if not os.path.exists('253887__themusicalnomad__positive-beeps.wav'): !wget https://github.com/AllenDowney/ThinkDSP/raw/master/code/253887__themusicalnomad__positive-beeps.wav
from thinkdsp import read_wave wave = read_wave('253887__themusicalnomad__positive-beeps.wav') wave.normalize() wave.plot()
Here's what it sounds like.
And here's a sequence of 4 impulses with diminishing amplitudes:
from thinkdsp import Impulses imp_sig = Impulses([0.005, 0.3, 0.6, 0.9], amps=[1, 0.5, 0.25, 0.1]) impulses = imp_sig.make_wave(start=0, duration=1.0, framerate=wave.framerate) impulses.plot() decorate(xlabel='Time (s)')
If we convolve the wave with the impulses, we get 4 shifted, scaled copies of the original sound.
convolved = wave.convolve(impulses) convolved.plot()
And here's what it sounds like.
The previous example gives some insight into how AM works.

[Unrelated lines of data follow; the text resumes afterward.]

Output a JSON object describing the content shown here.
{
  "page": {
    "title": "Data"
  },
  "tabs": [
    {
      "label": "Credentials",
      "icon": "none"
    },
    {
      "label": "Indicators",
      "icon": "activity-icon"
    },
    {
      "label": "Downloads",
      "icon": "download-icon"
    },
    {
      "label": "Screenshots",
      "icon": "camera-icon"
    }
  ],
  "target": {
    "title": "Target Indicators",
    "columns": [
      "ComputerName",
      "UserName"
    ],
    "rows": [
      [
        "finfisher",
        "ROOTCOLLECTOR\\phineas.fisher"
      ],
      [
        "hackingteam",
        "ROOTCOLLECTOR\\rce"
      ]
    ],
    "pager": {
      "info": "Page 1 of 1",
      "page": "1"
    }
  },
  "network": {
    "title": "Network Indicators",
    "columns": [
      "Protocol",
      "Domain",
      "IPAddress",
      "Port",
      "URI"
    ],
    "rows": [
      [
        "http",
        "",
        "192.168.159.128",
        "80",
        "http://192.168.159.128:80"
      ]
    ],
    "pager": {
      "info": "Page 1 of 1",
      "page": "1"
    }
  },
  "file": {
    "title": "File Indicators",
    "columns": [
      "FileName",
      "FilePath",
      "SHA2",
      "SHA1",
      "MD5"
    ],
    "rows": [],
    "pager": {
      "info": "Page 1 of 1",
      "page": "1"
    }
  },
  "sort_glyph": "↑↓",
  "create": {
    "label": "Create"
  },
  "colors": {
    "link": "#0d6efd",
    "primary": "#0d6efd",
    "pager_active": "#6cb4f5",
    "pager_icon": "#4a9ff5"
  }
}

First I'll load a recording that sounds like AM radio.
if not os.path.exists('105977__wcfl10__favorite-station.wav'): !wget https://github.com/AllenDowney/ThinkDSP/raw/master/code/105977__wcfl10__favorite-station.wav

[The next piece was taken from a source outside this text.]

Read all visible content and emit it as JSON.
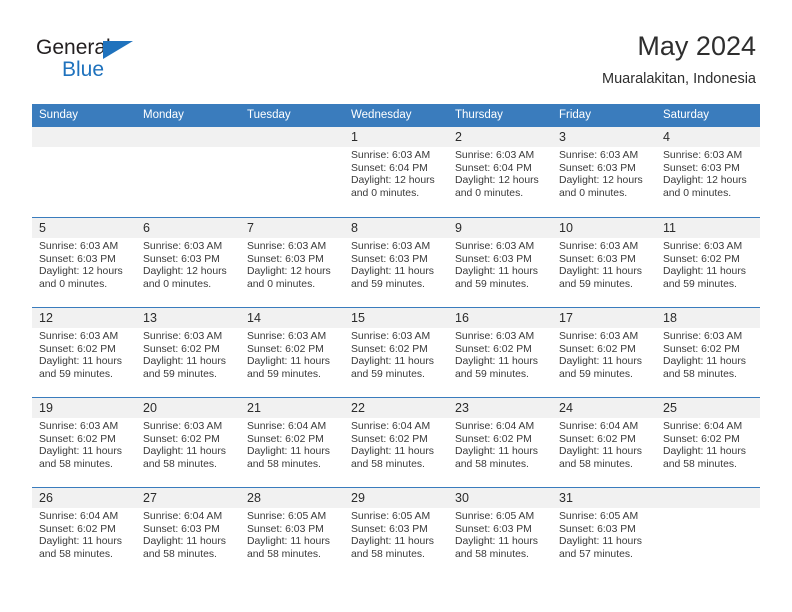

wave = read_wave('105977__wcfl10__favorite-station.wav') wave.unbias() wave.normalize() wave.make_audio()
Here's what the spectrum looks like:
spectrum = wave.make_spectrum() spectrum.plot() decorate(xlabel='Frequency (Hz)')
For the following examples, it will be more useful to look at the full spectrum, which includes the negative frequencies. Since we are starting with a real signal, the spectrum is always symmetric.
spectrum = wave.make_spectrum(full=True) spectrum.plot() decorate(xlabel='Frequency (Hz)')
Amplitude modulation works my multiplying the input signal by a "carrier wave", which is a cosine, 10 kHz in this example.
from thinkdsp import CosSignal carrier_sig = CosSignal(freq=10000) carrier_wave = carrier_sig.make_wave(duration=wave.duration, framerate=wave.framerate)
* operator performs elementwise multiplication.
modulated = wave * carrier_wave
The result sounds pretty horrible.